A man who’s just been released from a mental hospital gets a job at an ice cream parlour. With a bitter mother and a life that is destined to be forever mundane things don’t look very exciting, but then one by one his old high school basketball team mates are found murdered.
Kevin Boyd (Kevin Corrigan) is a bit quiet (if you’d just got out of a mental hospital after treatment for attempting suicide, so would you be). His mother (Karen Black) is clearly bitter about the whole experience and Kevin’s only escape from the mundane is working in a 50’s style ice cream parlour in the centre of their small home town. Life is slow, life is boring.
Things start to get a bit more exciting though as one by one we are introduced to Kevin’s old basketball team mates, who all seem to be arseholes, and then they are subsequently found dead, brutally murdered in a way that is typical of dark comedies. Plenty of blood, an axe left in the head or no head at all.
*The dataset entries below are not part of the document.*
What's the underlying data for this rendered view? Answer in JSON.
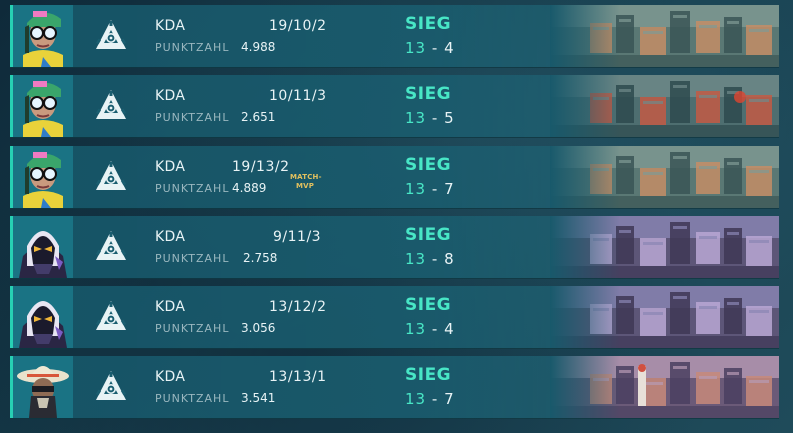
{
  "labels": {
    "kda": "KDA",
    "score": "PUNKTZAHL"
  },
  "colors": {
    "accent": "#27d0b4",
    "win": "#48e6c6",
    "mvp": "#e2c15e"
  },
  "matches": [
    {
      "agent_icon": "agent-glasses-portrait",
      "kda": "19/10/2",
      "score": "4.988",
      "mvp_label": "",
      "result": "SIEG",
      "team_score": "13",
      "dash": "-",
      "enemy_score": "4",
      "map_style": "warm"
    },
    {
      "agent_icon": "agent-glasses-portrait",
      "kda": "10/11/3",
      "score": "2.651",
      "mvp_label": "",
      "result": "SIEG",
      "team_score": "13",
      "dash": "-",
      "enemy_score": "5",
      "map_style": "warm-red"
    },
    {
      "agent_icon": "agent-glasses-portrait",
      "kda": "19/13/2",
      "score": "4.889",
      "mvp_label": "MATCH-MVP",
      "result": "SIEG",
      "team_score": "13",
      "dash": "-",
      "enemy_score": "7",
      "map_style": "warm"
    },
    {
      "agent_icon": "agent-hooded-portrait",
      "kda": "9/11/3",
      "score": "2.758",
      "mvp_label": "",
      "result": "SIEG",
      "team_score": "13",
      "dash": "-",
      "enemy_score": "8",
      "map_style": "purple"
    },
    {
      "agent_icon": "agent-hooded-portrait",
      "kda": "13/12/2",
      "score": "3.056",
      "mvp_label": "",
      "result": "SIEG",
      "team_score": "13",
      "dash": "-",
      "enemy_score": "4",
      "map_style": "purple"
    },
    {
      "agent_icon": "agent-hat-portrait",
      "kda": "13/13/1",
      "score": "3.541",
      "mvp_label": "",
      "result": "SIEG",
      "team_score": "13",
      "dash": "-",
      "enemy_score": "7",
      "map_style": "city"
    }
  ]
}
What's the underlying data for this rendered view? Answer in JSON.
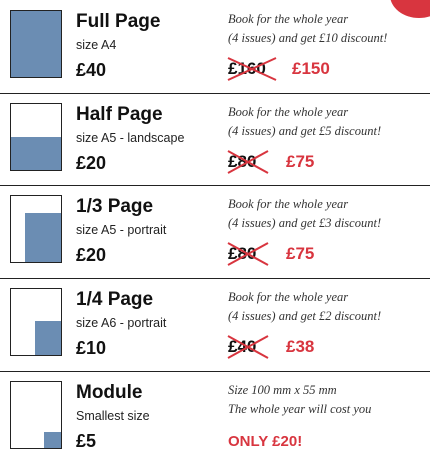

We’re treated to occasional glimpses of Kevin’s memory of each of the now departed showing us why they may have been a target. We see scenes of teenage boys bullying and beating up Kevin, and it’s not long before small town Sheriff (Barry Bostwick) suspects Kevin is behind the murders.
Not the most original premise, but then again revenge stories hardly ever are anymore, but with a wonderful current of dark comedy running throughout you are prepared to forgive. The laughs are provided by the small town America characters, who are close enough to the type you’d expect to see in a David Lynch story to be interesting, but normal enough to not make them too weird. Kevin too is loveable character, we found ourselves also wanting anyone who’d made his school life hell dead, as we see more and more flashbacks of what caused him to attempt suicide in the first place.
There are a few sub plots too. The Sheriff is dating Kevin’s mum, making everything that little bit too uncomfortable for someone in Kevin’s shoes, and his spritely and almost over-the-top happy 11 year old estranged daughter, played brilliantly by Ariel Gade, turns up. If that wasn’t enough, Kevin also embarks on a slow romance with Stephanie, a new girl in town, played by Lucy Davis. You’ll recognise her from the UK version of The Office. You’ll recognise her not just because of her face but because she seems to be playing office receptionist Dawn, again, just like she did in Shaun of the Dead and just like she has in everything else she has ever done.
All in all Some Guy Who Kills People is not a bad film, it’s enjoyable to watch, the characters are fun, with occasional lines that did make us laugh out loud, and the story too is not too hard to get on with. Director Jack Perez leaves out any deep plot twists knowing that would detract from the dark comedy; all along you know it won’t be Kevin who’s behind the murders, that’s too obvious, but it’s good to give your brain a mild work out as you tick off the list of suspects.
Best scene: Each of the murders, they’re over the top brilliant.
Best lines: Sherriff Fuller explains what he does to relax: “for me it’s chess. I don’t actually play the game, but just thinking about it, for some reason, really relaxes me.”